Scientists new finding can provide a revolutionary and sustainable solution towards fighting the climate change. According to a new research, meat like flavors can be derived from insects, thereby providing environment friendly alternatives to traditional options for meat as protein source. Mealworms, the larval form of the yellow mealworm beetle, were cooked with sugar by researchers as part of the study, who found that the process resulted in a “meat-like flavoring” that can be used one day as source of protein in convenience food.
Up until now, the mealworms have been mainly used as snacks for pets or as bait while fishing. But according to scientists, they have potential to be used as a food source for humans as well – they can instill the recognizable flavors of meat without rendering harmful impacts upon the environment. Raising beef, pork and other animal-based foods has a direct air and water pollution as they emit greenhouse gas emissions.
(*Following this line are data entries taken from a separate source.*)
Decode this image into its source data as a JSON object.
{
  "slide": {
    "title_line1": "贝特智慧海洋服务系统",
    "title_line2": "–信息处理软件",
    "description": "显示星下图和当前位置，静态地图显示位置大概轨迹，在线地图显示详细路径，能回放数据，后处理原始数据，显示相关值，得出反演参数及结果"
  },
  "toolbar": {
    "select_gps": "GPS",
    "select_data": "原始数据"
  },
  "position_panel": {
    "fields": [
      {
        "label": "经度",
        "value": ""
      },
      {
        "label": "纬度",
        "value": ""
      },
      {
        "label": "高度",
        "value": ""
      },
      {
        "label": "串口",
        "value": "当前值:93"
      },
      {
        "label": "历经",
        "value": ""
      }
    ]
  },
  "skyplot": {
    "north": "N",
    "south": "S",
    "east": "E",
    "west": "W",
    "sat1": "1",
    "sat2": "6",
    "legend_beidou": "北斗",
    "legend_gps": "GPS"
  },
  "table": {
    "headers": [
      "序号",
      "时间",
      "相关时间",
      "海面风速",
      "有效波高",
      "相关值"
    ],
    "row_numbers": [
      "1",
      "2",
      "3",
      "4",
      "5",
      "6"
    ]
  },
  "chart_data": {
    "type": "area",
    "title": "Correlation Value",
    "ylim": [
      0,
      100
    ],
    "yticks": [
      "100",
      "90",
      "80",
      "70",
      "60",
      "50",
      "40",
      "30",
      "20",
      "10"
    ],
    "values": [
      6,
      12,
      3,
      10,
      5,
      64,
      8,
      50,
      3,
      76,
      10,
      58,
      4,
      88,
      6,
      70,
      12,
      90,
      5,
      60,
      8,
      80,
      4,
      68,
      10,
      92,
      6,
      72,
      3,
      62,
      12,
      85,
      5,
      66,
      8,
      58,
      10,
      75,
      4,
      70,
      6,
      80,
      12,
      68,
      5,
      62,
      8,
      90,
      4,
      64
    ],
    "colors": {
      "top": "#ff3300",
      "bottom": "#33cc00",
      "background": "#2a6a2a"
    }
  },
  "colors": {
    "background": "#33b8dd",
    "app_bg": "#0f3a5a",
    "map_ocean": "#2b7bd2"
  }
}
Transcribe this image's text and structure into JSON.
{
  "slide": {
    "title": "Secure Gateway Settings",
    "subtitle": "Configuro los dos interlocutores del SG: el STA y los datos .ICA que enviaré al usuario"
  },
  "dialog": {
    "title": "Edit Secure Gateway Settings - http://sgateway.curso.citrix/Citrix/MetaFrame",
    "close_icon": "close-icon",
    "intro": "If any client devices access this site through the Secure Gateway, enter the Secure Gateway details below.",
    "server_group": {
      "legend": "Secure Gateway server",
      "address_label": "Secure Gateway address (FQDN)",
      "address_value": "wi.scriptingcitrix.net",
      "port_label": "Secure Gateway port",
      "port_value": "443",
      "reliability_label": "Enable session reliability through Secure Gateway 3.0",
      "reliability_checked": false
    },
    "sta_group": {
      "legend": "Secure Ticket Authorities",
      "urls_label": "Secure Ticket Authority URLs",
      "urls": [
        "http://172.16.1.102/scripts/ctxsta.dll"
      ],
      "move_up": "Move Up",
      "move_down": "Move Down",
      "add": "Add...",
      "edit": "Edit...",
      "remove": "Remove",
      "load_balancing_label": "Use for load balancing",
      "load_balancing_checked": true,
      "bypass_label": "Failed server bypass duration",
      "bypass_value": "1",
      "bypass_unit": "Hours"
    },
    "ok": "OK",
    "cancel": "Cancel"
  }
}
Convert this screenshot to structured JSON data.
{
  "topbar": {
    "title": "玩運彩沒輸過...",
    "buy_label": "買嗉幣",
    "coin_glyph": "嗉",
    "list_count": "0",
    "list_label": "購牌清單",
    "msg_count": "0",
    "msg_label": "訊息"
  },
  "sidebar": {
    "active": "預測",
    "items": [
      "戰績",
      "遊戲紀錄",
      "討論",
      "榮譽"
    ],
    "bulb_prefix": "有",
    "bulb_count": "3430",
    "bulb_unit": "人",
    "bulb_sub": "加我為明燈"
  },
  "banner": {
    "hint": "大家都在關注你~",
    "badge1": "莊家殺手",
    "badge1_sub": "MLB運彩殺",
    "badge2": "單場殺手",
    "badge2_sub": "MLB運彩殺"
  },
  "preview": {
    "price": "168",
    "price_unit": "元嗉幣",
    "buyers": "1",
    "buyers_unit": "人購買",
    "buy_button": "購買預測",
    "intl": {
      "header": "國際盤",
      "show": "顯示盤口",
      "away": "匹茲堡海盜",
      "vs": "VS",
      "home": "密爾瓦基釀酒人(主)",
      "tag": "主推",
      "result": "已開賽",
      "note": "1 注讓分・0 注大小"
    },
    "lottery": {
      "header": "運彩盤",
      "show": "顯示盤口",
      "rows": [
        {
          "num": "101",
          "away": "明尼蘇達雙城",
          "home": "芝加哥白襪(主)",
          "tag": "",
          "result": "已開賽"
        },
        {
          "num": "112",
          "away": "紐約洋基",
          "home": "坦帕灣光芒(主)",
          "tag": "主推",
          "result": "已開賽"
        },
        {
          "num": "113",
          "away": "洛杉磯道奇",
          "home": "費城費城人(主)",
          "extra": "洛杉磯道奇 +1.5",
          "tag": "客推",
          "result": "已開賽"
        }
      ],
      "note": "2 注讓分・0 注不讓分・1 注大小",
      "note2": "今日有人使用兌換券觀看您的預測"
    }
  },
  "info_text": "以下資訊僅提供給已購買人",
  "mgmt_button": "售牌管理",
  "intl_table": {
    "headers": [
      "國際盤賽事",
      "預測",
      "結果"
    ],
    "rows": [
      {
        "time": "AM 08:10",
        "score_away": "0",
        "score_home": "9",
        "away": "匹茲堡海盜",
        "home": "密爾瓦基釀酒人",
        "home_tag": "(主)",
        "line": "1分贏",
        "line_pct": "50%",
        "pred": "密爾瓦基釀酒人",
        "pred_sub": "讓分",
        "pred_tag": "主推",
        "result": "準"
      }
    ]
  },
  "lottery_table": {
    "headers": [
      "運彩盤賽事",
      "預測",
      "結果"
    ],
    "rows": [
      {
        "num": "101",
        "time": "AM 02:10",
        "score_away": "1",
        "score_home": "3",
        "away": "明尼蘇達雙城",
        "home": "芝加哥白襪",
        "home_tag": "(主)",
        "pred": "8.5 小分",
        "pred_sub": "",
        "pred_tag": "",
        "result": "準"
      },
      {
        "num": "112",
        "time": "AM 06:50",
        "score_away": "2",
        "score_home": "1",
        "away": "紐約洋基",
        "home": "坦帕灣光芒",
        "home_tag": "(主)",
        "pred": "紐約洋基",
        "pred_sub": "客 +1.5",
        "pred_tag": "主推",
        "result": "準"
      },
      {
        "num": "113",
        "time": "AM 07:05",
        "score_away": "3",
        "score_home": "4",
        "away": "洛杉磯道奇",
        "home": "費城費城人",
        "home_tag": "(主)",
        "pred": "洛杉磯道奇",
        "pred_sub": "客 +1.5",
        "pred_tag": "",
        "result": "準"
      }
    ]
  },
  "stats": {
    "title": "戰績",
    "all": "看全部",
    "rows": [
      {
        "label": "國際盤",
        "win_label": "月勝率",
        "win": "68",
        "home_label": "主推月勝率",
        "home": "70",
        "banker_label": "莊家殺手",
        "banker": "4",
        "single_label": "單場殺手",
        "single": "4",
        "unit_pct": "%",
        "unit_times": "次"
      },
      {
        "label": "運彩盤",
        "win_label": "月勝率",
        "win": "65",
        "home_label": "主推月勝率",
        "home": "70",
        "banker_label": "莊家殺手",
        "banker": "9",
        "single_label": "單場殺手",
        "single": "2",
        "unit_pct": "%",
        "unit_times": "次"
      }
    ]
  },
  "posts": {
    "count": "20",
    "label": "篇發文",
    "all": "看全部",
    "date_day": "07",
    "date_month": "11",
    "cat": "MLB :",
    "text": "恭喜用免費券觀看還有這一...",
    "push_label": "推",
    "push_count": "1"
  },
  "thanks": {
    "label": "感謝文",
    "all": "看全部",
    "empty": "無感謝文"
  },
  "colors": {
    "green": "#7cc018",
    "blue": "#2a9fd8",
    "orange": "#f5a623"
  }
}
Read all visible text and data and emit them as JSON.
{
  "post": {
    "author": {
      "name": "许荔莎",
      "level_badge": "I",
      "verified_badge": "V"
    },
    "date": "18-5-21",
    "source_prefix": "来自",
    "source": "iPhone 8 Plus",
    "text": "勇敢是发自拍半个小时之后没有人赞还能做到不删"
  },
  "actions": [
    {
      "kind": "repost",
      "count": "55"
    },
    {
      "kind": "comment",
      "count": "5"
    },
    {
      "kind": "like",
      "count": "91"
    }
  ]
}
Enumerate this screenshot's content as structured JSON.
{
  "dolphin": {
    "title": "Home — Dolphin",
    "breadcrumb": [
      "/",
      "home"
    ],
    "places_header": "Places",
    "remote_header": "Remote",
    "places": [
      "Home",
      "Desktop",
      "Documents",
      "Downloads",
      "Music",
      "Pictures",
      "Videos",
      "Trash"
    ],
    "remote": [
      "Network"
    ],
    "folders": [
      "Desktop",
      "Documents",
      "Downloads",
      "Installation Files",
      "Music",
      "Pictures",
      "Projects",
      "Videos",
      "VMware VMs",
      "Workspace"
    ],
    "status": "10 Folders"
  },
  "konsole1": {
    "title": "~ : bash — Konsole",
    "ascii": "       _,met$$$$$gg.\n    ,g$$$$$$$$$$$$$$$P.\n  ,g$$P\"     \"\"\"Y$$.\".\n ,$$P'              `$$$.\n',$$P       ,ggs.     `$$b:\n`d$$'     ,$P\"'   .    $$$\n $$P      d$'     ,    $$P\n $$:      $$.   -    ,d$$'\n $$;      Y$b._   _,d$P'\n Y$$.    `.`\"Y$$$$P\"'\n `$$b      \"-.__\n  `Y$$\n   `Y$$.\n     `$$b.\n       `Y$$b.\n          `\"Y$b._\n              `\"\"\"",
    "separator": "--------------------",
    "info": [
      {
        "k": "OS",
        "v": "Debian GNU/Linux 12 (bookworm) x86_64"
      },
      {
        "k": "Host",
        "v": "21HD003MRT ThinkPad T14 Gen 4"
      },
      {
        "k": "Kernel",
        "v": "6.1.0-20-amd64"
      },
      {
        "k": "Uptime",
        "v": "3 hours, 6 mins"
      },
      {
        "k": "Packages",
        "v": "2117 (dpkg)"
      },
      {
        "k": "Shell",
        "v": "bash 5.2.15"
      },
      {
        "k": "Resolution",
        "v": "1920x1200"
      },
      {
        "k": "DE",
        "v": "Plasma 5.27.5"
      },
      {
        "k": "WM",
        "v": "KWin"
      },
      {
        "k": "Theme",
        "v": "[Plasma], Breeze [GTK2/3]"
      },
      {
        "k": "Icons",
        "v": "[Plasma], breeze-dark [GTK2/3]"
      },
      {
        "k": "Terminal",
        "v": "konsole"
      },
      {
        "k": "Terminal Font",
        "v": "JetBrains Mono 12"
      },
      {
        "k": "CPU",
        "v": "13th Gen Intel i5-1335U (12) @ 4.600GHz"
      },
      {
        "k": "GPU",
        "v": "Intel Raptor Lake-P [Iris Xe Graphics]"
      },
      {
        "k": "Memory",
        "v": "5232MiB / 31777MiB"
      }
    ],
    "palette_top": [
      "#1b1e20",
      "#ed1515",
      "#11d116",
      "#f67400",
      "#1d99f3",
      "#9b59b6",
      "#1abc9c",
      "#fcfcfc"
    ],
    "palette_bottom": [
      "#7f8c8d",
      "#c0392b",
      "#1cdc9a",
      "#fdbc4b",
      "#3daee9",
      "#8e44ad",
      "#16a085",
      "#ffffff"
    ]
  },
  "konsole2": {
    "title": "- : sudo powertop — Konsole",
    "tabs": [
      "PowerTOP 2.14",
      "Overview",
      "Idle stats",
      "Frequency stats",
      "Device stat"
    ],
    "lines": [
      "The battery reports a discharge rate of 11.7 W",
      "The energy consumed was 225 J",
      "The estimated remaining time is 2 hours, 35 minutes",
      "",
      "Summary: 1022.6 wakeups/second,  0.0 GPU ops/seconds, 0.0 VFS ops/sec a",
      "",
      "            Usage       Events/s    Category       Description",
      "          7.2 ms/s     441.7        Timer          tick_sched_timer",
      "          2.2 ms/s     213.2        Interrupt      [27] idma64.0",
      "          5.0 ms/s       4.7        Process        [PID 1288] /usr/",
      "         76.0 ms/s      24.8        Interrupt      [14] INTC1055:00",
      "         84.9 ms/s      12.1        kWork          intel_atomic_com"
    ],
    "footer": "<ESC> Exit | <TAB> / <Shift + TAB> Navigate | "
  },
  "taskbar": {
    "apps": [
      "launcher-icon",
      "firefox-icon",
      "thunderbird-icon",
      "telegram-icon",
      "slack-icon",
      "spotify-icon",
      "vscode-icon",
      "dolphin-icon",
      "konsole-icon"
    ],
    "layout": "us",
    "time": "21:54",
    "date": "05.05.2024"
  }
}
“Insects are a nutritious and healthy food source with high amounts of fatty acids, vitamins, minerals, fiber and high-quality protein, which is like that of meat,” says In Hee Cho, a researcher at Wonkwang University in South Korea who led the study. “Many consumers seriously like and need animal protein in our diet. However, traditional livestock farming produces more greenhouse gas emissions than cars do. On the other hand, insect farming requires just a fraction of the land, water and feed in comparison to traditional livestock farming.”
Edible insects, like crickets and mealworms, have long been enjoyed in Asia, Africa and South Americas as “superfoods”.
Food’s global production is responsible for about a third of total greenhouse gas emissions into the atmosphere. The majority of emissions are due to raising of animals for meat. “Grazing and feeding livestock consumes about 80 per cent of Earth’s farmland, with everything from cow burps to the mass deforestation of land to make way for pasture causing planet-heating emissions.”